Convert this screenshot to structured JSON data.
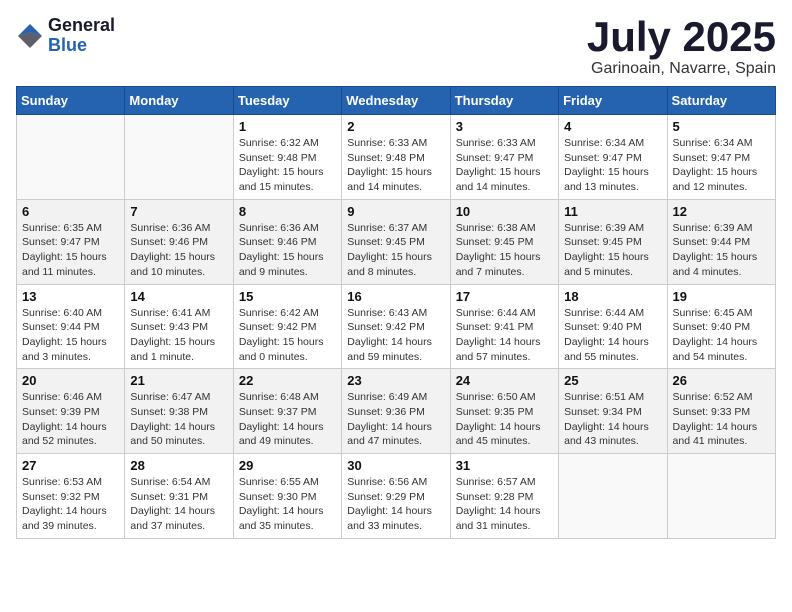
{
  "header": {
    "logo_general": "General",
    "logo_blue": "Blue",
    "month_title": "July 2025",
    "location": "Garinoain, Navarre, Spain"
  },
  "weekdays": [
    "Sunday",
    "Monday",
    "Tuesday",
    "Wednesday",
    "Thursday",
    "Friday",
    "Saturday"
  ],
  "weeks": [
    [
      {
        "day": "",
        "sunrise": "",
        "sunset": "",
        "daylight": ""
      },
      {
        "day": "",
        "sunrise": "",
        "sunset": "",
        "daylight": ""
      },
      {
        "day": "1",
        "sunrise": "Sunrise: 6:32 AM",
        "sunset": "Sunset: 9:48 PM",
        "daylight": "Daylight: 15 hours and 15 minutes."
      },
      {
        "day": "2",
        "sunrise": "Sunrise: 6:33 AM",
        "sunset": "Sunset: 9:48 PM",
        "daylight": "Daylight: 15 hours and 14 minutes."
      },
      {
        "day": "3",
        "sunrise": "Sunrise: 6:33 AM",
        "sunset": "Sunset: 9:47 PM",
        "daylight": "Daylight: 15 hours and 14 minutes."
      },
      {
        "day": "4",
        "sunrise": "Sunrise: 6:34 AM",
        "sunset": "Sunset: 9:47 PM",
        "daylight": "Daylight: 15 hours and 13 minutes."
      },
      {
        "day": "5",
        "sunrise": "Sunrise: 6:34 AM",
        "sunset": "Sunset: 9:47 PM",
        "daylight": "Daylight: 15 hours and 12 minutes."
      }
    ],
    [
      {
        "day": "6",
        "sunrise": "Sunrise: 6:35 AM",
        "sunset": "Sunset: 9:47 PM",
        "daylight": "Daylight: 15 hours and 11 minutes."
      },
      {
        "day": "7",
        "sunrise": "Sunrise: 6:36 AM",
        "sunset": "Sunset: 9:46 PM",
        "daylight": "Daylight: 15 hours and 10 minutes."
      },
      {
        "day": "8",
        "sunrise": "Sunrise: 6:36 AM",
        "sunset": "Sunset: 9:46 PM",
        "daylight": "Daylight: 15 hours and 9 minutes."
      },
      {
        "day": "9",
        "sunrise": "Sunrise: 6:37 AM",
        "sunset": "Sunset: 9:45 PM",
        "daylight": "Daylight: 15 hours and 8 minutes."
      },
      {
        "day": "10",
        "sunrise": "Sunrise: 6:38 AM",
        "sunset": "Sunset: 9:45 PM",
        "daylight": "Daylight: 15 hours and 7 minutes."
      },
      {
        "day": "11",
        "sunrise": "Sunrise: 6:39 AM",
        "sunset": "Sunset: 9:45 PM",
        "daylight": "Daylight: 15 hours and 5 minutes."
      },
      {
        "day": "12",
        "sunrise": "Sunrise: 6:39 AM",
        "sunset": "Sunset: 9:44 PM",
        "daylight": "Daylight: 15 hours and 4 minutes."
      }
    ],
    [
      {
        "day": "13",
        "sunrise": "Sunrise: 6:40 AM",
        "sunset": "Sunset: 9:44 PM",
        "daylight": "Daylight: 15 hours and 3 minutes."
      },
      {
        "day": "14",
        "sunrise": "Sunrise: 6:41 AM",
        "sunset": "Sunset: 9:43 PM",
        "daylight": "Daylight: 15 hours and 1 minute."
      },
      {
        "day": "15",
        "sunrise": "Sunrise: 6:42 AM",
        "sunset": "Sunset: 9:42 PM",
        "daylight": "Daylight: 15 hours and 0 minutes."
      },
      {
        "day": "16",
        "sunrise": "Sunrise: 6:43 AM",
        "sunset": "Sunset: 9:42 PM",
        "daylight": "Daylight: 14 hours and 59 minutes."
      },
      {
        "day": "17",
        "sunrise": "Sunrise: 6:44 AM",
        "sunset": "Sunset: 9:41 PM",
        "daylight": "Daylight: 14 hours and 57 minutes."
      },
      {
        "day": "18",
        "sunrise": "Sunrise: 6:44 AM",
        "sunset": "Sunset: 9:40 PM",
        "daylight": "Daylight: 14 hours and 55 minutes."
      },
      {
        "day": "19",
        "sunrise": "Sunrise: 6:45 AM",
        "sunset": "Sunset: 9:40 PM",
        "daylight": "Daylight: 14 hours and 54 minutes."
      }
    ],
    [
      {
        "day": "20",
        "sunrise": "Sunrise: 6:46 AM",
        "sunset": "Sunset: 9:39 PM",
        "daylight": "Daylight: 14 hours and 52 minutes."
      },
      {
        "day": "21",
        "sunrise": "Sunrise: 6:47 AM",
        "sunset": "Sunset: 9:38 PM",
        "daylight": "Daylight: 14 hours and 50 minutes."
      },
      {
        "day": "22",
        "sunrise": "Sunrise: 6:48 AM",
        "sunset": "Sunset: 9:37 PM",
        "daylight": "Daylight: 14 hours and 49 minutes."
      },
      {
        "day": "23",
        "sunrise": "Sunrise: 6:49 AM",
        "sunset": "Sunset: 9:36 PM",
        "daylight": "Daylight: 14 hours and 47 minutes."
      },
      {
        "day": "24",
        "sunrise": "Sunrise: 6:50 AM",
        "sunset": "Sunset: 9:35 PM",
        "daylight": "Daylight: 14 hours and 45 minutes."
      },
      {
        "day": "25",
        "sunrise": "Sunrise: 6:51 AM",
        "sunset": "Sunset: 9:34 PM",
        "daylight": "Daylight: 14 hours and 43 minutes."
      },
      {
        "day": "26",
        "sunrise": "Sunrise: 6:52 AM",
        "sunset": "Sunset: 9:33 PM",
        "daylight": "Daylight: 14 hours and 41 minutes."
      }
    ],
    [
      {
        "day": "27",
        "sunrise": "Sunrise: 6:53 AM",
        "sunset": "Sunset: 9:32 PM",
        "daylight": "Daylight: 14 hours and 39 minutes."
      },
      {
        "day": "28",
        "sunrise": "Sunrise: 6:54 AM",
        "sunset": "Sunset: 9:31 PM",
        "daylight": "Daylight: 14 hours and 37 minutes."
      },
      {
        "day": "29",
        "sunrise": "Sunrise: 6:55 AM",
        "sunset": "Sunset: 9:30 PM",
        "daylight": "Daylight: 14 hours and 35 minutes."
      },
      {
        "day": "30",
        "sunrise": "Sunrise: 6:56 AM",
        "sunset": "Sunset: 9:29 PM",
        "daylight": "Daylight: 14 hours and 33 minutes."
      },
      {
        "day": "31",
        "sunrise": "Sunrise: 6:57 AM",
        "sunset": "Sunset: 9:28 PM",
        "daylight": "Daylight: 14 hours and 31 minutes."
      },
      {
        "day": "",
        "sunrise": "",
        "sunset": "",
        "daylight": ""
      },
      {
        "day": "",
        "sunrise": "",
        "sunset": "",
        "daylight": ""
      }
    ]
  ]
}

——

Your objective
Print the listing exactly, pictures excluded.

Answer to this task
Convert this screenshot to structured JSON data.
{
  "header": {
    "logo_general": "General",
    "logo_blue": "Blue",
    "month_title": "July 2025",
    "location": "Garinoain, Navarre, Spain"
  },
  "weekdays": [
    "Sunday",
    "Monday",
    "Tuesday",
    "Wednesday",
    "Thursday",
    "Friday",
    "Saturday"
  ],
  "weeks": [
    [
      {
        "day": "",
        "sunrise": "",
        "sunset": "",
        "daylight": ""
      },
      {
        "day": "",
        "sunrise": "",
        "sunset": "",
        "daylight": ""
      },
      {
        "day": "1",
        "sunrise": "Sunrise: 6:32 AM",
        "sunset": "Sunset: 9:48 PM",
        "daylight": "Daylight: 15 hours and 15 minutes."
      },
      {
        "day": "2",
        "sunrise": "Sunrise: 6:33 AM",
        "sunset": "Sunset: 9:48 PM",
        "daylight": "Daylight: 15 hours and 14 minutes."
      },
      {
        "day": "3",
        "sunrise": "Sunrise: 6:33 AM",
        "sunset": "Sunset: 9:47 PM",
        "daylight": "Daylight: 15 hours and 14 minutes."
      },
      {
        "day": "4",
        "sunrise": "Sunrise: 6:34 AM",
        "sunset": "Sunset: 9:47 PM",
        "daylight": "Daylight: 15 hours and 13 minutes."
      },
      {
        "day": "5",
        "sunrise": "Sunrise: 6:34 AM",
        "sunset": "Sunset: 9:47 PM",
        "daylight": "Daylight: 15 hours and 12 minutes."
      }
    ],
    [
      {
        "day": "6",
        "sunrise": "Sunrise: 6:35 AM",
        "sunset": "Sunset: 9:47 PM",
        "daylight": "Daylight: 15 hours and 11 minutes."
      },
      {
        "day": "7",
        "sunrise": "Sunrise: 6:36 AM",
        "sunset": "Sunset: 9:46 PM",
        "daylight": "Daylight: 15 hours and 10 minutes."
      },
      {
        "day": "8",
        "sunrise": "Sunrise: 6:36 AM",
        "sunset": "Sunset: 9:46 PM",
        "daylight": "Daylight: 15 hours and 9 minutes."
      },
      {
        "day": "9",
        "sunrise": "Sunrise: 6:37 AM",
        "sunset": "Sunset: 9:45 PM",
        "daylight": "Daylight: 15 hours and 8 minutes."
      },
      {
        "day": "10",
        "sunrise": "Sunrise: 6:38 AM",
        "sunset": "Sunset: 9:45 PM",
        "daylight": "Daylight: 15 hours and 7 minutes."
      },
      {
        "day": "11",
        "sunrise": "Sunrise: 6:39 AM",
        "sunset": "Sunset: 9:45 PM",
        "daylight": "Daylight: 15 hours and 5 minutes."
      },
      {
        "day": "12",
        "sunrise": "Sunrise: 6:39 AM",
        "sunset": "Sunset: 9:44 PM",
        "daylight": "Daylight: 15 hours and 4 minutes."
      }
    ],
    [
      {
        "day": "13",
        "sunrise": "Sunrise: 6:40 AM",
        "sunset": "Sunset: 9:44 PM",
        "daylight": "Daylight: 15 hours and 3 minutes."
      },
      {
        "day": "14",
        "sunrise": "Sunrise: 6:41 AM",
        "sunset": "Sunset: 9:43 PM",
        "daylight": "Daylight: 15 hours and 1 minute."
      },
      {
        "day": "15",
        "sunrise": "Sunrise: 6:42 AM",
        "sunset": "Sunset: 9:42 PM",
        "daylight": "Daylight: 15 hours and 0 minutes."
      },
      {
        "day": "16",
        "sunrise": "Sunrise: 6:43 AM",
        "sunset": "Sunset: 9:42 PM",
        "daylight": "Daylight: 14 hours and 59 minutes."
      },
      {
        "day": "17",
        "sunrise": "Sunrise: 6:44 AM",
        "sunset": "Sunset: 9:41 PM",
        "daylight": "Daylight: 14 hours and 57 minutes."
      },
      {
        "day": "18",
        "sunrise": "Sunrise: 6:44 AM",
        "sunset": "Sunset: 9:40 PM",
        "daylight": "Daylight: 14 hours and 55 minutes."
      },
      {
        "day": "19",
        "sunrise": "Sunrise: 6:45 AM",
        "sunset": "Sunset: 9:40 PM",
        "daylight": "Daylight: 14 hours and 54 minutes."
      }
    ],
    [
      {
        "day": "20",
        "sunrise": "Sunrise: 6:46 AM",
        "sunset": "Sunset: 9:39 PM",
        "daylight": "Daylight: 14 hours and 52 minutes."
      },
      {
        "day": "21",
        "sunrise": "Sunrise: 6:47 AM",
        "sunset": "Sunset: 9:38 PM",
        "daylight": "Daylight: 14 hours and 50 minutes."
      },
      {
        "day": "22",
        "sunrise": "Sunrise: 6:48 AM",
        "sunset": "Sunset: 9:37 PM",
        "daylight": "Daylight: 14 hours and 49 minutes."
      },
      {
        "day": "23",
        "sunrise": "Sunrise: 6:49 AM",
        "sunset": "Sunset: 9:36 PM",
        "daylight": "Daylight: 14 hours and 47 minutes."
      },
      {
        "day": "24",
        "sunrise": "Sunrise: 6:50 AM",
        "sunset": "Sunset: 9:35 PM",
        "daylight": "Daylight: 14 hours and 45 minutes."
      },
      {
        "day": "25",
        "sunrise": "Sunrise: 6:51 AM",
        "sunset": "Sunset: 9:34 PM",
        "daylight": "Daylight: 14 hours and 43 minutes."
      },
      {
        "day": "26",
        "sunrise": "Sunrise: 6:52 AM",
        "sunset": "Sunset: 9:33 PM",
        "daylight": "Daylight: 14 hours and 41 minutes."
      }
    ],
    [
      {
        "day": "27",
        "sunrise": "Sunrise: 6:53 AM",
        "sunset": "Sunset: 9:32 PM",
        "daylight": "Daylight: 14 hours and 39 minutes."
      },
      {
        "day": "28",
        "sunrise": "Sunrise: 6:54 AM",
        "sunset": "Sunset: 9:31 PM",
        "daylight": "Daylight: 14 hours and 37 minutes."
      },
      {
        "day": "29",
        "sunrise": "Sunrise: 6:55 AM",
        "sunset": "Sunset: 9:30 PM",
        "daylight": "Daylight: 14 hours and 35 minutes."
      },
      {
        "day": "30",
        "sunrise": "Sunrise: 6:56 AM",
        "sunset": "Sunset: 9:29 PM",
        "daylight": "Daylight: 14 hours and 33 minutes."
      },
      {
        "day": "31",
        "sunrise": "Sunrise: 6:57 AM",
        "sunset": "Sunset: 9:28 PM",
        "daylight": "Daylight: 14 hours and 31 minutes."
      },
      {
        "day": "",
        "sunrise": "",
        "sunset": "",
        "daylight": ""
      },
      {
        "day": "",
        "sunrise": "",
        "sunset": "",
        "daylight": ""
      }
    ]
  ]
}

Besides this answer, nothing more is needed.